Patagonia Men's Farrier's Shirt
A durable, versatile and remarkably comfortable work shirt, our Farrier’s Shirt is made from a sturdy, 9-oz 55% industrial hemp/45% recycled polyester blend with a soft, sueded finish. Fair Trade Certified™ sewing.
- Made from a soft and durable 9-oz 55% industrial hemp/45% recycled polyester blend with a smooth, sueded finish. Fair Trade Certified™ sewing
- Generous collar can be flipped up for additional protection from sun and wind
- Buttoned placket with four-hole metal buttons
- Box pleat at the back for ease of movement; long placket on sleeves with buttoned cuffs allows sleeves to be easily rolled up
- Two pleated chest pockets for expandable storage; each has a pencil sleeve
- Long enough to be worn tucked or untucked; straight hem
- Webbing hang loop
- 624 g (22 oz)
9-oz 55% industrial hemp/45% recycled polyester with a sueded finish.
Fair Trade Certified™ sewingView The Footprint Chronicles
Hemp is an alternative natural fiber that’s cultivated with low impact on the environment. It requires no irrigation, uses no pesticides or synthetic fertilizers, and is harvested and processed by hand. It’s one of the most durable natural fibers on the planet, and results in a fabric with a wonderful drape, comparable to linen.
Unfortunately, industrial hemp is illegal to grow in most parts of the world because government agencies continue to associate it with marijuana. We currently import our high-quality hemp from China, and continue to hope that it might someday grow freely again.
Patagonia makes garments with hemp alone or blended with other fibers like recycled polyester, organic cotton and spandex.
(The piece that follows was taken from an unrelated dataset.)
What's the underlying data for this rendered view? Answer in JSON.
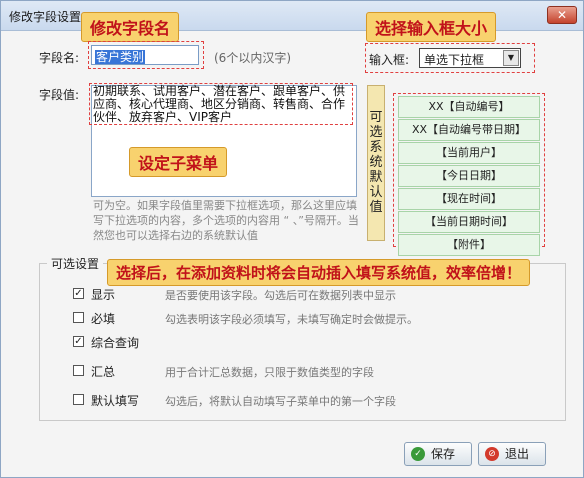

Fair Trade Certified™
We pay a premium for every Fair Trade Certified item that carries our label. That extra money goes directly to the workers at the factory, and they decide how to spend it. The program also promotes worker health and safety and social and environmental compliance, and encourages dialog between workers and management. Fair Trade is one of the first tools we’re using at Patagonia to raise workers’ wages, improve their standard of living and move them closer to earning a living wage.